The change-point detection problem seeks to identify distributional changes at an unknown change-point k* in a stream of data. This problem appears in many important practical settings involving personal data, including biosurveillance, fault detection, finance, signal detection, and security systems. The field of differential privacy offers data analysis tools that provide powerful worst-case privacy guarantees. We study the statistical problem of change-point detection through the lens of differential privacy. We give private algorithms for both online and offline change-point detection, analyze these algorithms theoretically, and provide empirical validation of our results.

Arxiv version:

Differential Privacy and Adaptive Data Analysis

Uri Stemmer, Ben-Gurion University

One of the primary enemies of data-driven endeavors is overfitting, which occurs when algorithms begin to "memorize" data rather than "learning" to generalize from a trend. Traditional methods for avoiding overfitting require that the analysis to be performed on a given data set is selected independently of the data itself. In real life, however, the data is often reused adaptively across multiple stages of the analysis, or across different scientific studies.

Recent work by Dwork et al. initiated the formal study of this problem, and related it to the concept of differential privacy. Informally, they showed that differential privacy guarantees generalization, meaning that if the (adaptive) interaction with the dataset is done with differential privacy, then the interaction would not lead to overfitting. Resilience to adaptivity issues follows "for free" from composition theorems for differential privacy.

We will review some known results in this area and highlight the connection to differential privacy.

Reinforcement Learning and Markov Decision Processes

Yishay Mansour, Tel Aviv University

Reinforcement learning studies a dynamic environment, where the learner's actions influence the state of the environment, which in turn influences the future rewards of the learner. The goal of the learner is to maximize the long-term reward. The common model for reinforcement learning is Markov Decision Processes (MDP)

I will give a tutorial on reinforcement learning and MDP. I will (try) and cover the following topics:

  1. Mathematical model of Markov Decision Processes (MDP)
  2. Planning in MDP: computing an optimal policy
  3. Learning in (unknown) MDP
  4. Large (exponential) state MDP
  5. Partially Observable MDP (time permitting)

This tutorial is intended to be interactive with the audience participation :-)

Societal Concerns in Targeted Advertising

Aleksandra Korolova, USC

Targeted advertising finances a large fraction of today’s Internet. In this talk, I will give an overview of the powerful ad targeting capabilities provided by Facebook, and describe their implications for ability to violate privacy, engage in predatory behaviors and, intentionally or unintentionally, run discriminatory campaigns.

A Tutorial on Fairness for Classification

Michael Kim, Stanford University

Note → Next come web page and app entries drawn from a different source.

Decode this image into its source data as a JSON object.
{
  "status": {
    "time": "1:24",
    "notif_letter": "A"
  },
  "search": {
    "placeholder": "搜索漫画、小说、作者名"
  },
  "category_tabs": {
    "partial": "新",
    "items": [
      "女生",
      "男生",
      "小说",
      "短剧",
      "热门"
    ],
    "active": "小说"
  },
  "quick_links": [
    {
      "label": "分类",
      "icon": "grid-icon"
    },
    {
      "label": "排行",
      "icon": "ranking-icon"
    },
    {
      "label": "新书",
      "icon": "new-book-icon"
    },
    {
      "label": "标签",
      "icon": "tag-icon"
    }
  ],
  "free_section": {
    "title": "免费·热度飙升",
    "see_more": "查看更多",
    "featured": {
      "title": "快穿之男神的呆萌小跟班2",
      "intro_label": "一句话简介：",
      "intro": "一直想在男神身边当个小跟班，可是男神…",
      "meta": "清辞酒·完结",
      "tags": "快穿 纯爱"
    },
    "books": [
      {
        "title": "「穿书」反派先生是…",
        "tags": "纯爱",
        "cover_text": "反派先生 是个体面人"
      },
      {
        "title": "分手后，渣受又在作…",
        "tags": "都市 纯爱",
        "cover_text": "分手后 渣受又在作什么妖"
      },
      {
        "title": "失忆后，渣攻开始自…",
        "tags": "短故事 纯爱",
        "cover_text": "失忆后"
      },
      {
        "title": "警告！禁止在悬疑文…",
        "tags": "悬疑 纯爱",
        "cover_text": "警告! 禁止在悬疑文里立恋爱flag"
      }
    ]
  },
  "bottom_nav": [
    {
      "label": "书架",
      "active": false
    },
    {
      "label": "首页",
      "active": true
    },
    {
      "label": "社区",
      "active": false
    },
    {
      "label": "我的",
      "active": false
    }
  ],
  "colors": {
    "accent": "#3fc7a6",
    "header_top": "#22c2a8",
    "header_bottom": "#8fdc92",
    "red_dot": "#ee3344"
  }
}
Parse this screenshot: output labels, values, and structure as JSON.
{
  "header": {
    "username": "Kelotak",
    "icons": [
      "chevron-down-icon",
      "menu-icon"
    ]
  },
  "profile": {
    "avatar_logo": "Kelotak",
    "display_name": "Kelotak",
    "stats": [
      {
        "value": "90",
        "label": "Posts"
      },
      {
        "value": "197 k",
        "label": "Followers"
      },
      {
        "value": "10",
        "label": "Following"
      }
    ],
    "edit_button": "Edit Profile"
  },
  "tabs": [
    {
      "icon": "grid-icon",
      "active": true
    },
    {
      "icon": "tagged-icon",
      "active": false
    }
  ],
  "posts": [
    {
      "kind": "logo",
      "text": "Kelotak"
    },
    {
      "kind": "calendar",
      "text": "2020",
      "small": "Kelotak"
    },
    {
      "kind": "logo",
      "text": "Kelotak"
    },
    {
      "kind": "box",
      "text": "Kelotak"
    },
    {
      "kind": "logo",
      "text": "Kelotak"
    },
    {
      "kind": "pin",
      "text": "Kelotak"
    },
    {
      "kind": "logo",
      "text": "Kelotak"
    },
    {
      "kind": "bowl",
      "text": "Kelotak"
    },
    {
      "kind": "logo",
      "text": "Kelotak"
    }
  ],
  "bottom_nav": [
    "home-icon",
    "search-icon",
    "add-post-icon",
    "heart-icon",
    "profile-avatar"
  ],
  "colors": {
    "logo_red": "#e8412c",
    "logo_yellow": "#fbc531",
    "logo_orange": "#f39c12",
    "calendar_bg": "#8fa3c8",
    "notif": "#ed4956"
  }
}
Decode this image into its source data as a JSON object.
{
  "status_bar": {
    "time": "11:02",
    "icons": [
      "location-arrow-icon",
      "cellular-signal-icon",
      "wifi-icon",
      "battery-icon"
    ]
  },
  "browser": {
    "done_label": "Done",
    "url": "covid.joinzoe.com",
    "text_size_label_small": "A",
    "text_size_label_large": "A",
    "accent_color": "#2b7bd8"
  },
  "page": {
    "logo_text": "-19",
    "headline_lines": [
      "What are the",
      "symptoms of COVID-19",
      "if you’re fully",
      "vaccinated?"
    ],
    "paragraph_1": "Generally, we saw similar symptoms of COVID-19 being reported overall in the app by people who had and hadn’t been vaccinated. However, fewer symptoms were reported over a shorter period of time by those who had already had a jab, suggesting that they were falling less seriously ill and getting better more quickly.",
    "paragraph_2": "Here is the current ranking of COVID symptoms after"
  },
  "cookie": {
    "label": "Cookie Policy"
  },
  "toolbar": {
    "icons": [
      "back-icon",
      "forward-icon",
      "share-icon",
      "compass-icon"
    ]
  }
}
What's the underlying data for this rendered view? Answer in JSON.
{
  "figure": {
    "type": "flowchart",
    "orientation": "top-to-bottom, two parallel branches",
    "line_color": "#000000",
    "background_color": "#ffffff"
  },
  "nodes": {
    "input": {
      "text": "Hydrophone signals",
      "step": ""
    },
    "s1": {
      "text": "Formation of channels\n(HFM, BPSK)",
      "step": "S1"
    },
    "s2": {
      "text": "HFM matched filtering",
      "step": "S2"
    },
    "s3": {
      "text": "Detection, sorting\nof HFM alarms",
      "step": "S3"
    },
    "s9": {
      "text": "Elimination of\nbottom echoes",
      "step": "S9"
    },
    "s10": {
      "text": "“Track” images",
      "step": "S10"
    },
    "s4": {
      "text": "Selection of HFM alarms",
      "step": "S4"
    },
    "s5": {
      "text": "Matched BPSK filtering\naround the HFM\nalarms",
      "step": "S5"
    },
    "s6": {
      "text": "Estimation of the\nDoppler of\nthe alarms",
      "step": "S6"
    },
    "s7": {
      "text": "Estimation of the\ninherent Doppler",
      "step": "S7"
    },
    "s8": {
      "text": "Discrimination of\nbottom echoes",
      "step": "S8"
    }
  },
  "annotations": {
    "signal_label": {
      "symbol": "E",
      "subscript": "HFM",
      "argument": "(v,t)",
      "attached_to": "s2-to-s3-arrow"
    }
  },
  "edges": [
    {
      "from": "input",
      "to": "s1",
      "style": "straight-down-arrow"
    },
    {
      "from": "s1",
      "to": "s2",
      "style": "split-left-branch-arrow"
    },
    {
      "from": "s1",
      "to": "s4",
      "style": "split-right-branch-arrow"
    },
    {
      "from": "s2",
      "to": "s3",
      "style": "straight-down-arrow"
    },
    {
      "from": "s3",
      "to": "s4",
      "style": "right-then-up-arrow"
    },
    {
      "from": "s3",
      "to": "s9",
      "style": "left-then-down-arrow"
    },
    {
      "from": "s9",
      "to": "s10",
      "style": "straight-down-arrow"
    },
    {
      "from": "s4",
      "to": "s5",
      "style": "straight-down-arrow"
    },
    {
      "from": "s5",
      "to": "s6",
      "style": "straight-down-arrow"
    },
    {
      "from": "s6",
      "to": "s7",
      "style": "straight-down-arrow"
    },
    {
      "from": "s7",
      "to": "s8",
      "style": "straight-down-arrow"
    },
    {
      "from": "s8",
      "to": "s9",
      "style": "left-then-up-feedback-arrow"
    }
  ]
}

As algorithmic prediction systems have become more widespread, so too have concerns that these systems may be discriminatory against groups of people protected by laws and ethics. To address these concerns, there is a growing research effort to define formally what we mean when we say a procedure is ``discriminatory", and to provide algorithms that provably prevent such forms of discrimination.

This tutorial will give an overview of the progress towards establishing these frameworks for fairness in classification systems. We will highlight the main definitions of fairness including notions of group fairness and individual fairness, as well as recent notions interpolating between the two (multigroup fairness). We will compare these notions of fairness in terms of the protections they provide, their efficiency (both computational and information-theoretic), and the degree to which they do (or do not) constrain utility. We will conclude with a discussion of other recent works and open research questions, particularly focusing on connections between fairness and other SCADA topics (e.g. incentives, privacy, adversarial robustness).